[DATA SHOWN Boundary: Start]

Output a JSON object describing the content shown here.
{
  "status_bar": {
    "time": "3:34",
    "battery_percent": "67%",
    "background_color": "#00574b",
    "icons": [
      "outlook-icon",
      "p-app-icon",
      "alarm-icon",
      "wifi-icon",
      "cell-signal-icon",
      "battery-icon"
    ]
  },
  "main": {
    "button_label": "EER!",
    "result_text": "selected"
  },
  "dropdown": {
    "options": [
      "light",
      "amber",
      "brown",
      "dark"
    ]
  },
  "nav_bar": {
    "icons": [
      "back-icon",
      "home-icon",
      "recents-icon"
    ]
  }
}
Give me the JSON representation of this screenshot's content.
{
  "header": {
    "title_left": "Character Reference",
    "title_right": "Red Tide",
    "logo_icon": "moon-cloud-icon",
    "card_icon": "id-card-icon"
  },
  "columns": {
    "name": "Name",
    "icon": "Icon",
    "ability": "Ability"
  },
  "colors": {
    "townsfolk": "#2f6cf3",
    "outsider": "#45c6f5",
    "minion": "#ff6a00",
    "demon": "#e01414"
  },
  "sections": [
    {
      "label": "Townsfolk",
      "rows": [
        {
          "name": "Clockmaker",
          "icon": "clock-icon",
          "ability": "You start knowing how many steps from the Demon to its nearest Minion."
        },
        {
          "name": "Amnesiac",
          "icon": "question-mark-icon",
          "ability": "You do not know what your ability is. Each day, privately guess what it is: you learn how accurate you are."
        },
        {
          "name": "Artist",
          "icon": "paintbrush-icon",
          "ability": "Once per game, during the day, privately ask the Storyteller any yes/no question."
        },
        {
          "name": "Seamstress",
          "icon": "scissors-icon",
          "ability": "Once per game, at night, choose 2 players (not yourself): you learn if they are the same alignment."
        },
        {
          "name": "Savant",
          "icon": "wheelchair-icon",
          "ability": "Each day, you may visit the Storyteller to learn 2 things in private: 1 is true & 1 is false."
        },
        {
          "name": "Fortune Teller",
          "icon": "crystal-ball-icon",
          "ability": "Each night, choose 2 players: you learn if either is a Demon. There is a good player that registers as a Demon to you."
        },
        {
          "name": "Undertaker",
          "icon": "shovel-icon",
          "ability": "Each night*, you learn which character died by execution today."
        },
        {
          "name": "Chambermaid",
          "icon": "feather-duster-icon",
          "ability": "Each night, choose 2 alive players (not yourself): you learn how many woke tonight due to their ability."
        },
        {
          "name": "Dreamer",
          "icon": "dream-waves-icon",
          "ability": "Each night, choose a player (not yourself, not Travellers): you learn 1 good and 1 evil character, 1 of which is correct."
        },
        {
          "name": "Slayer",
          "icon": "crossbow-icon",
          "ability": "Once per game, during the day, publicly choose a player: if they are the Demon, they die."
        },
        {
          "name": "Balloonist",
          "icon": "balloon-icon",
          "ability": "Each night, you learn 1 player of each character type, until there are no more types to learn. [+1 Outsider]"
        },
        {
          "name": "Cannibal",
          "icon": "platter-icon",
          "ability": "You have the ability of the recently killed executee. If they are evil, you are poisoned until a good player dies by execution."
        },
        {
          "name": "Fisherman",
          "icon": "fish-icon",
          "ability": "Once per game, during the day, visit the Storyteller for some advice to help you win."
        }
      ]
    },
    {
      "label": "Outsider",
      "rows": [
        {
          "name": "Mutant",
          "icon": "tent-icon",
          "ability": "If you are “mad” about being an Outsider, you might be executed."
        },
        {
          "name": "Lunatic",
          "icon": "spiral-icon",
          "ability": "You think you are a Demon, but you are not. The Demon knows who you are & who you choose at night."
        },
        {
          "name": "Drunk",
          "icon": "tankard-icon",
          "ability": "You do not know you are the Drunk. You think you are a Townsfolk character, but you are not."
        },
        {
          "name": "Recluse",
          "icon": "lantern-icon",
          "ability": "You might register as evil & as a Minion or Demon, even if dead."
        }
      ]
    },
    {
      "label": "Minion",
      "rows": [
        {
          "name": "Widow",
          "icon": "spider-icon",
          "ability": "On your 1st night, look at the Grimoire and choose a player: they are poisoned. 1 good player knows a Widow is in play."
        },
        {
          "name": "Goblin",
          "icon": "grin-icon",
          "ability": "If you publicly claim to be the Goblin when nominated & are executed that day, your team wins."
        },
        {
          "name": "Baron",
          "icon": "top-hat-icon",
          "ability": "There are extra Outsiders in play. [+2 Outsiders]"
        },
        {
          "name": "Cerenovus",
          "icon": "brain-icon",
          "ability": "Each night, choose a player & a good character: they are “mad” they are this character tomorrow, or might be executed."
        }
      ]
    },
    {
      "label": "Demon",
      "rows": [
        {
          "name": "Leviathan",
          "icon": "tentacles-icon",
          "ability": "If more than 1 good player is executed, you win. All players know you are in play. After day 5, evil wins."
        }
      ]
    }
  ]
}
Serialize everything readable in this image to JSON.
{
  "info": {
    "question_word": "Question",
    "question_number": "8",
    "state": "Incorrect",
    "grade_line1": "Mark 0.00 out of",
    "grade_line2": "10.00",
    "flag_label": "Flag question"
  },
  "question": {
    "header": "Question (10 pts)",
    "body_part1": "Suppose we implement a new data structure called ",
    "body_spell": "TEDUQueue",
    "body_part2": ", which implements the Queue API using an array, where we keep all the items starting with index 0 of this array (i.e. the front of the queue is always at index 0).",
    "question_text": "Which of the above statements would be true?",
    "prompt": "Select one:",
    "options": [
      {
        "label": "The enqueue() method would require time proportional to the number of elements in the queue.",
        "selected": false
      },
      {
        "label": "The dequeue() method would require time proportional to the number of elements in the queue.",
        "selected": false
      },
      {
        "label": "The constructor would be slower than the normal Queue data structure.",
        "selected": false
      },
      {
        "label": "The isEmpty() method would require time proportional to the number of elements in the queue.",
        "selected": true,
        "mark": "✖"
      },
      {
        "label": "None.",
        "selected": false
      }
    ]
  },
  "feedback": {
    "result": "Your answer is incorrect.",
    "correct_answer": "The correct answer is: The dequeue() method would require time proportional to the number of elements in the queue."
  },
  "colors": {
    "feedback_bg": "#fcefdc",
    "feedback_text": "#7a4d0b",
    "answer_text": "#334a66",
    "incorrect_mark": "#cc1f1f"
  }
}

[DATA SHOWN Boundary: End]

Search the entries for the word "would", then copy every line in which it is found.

    "question_text": "Which of the above statements would be true?",
        "label": "The enqueue() method would require time proportional to the number of elements in the queue.",
        "label": "The dequeue() method would require time proportional to the number of elements in the queue.",
        "label": "The constructor would be slower than the normal Queue data structure.",
        "label": "The isEmpty() method would require time proportional to the number of elements in the queue.",
    "correct_answer": "The correct answer is: The dequeue() method would require time proportional to the number of elements in the queue."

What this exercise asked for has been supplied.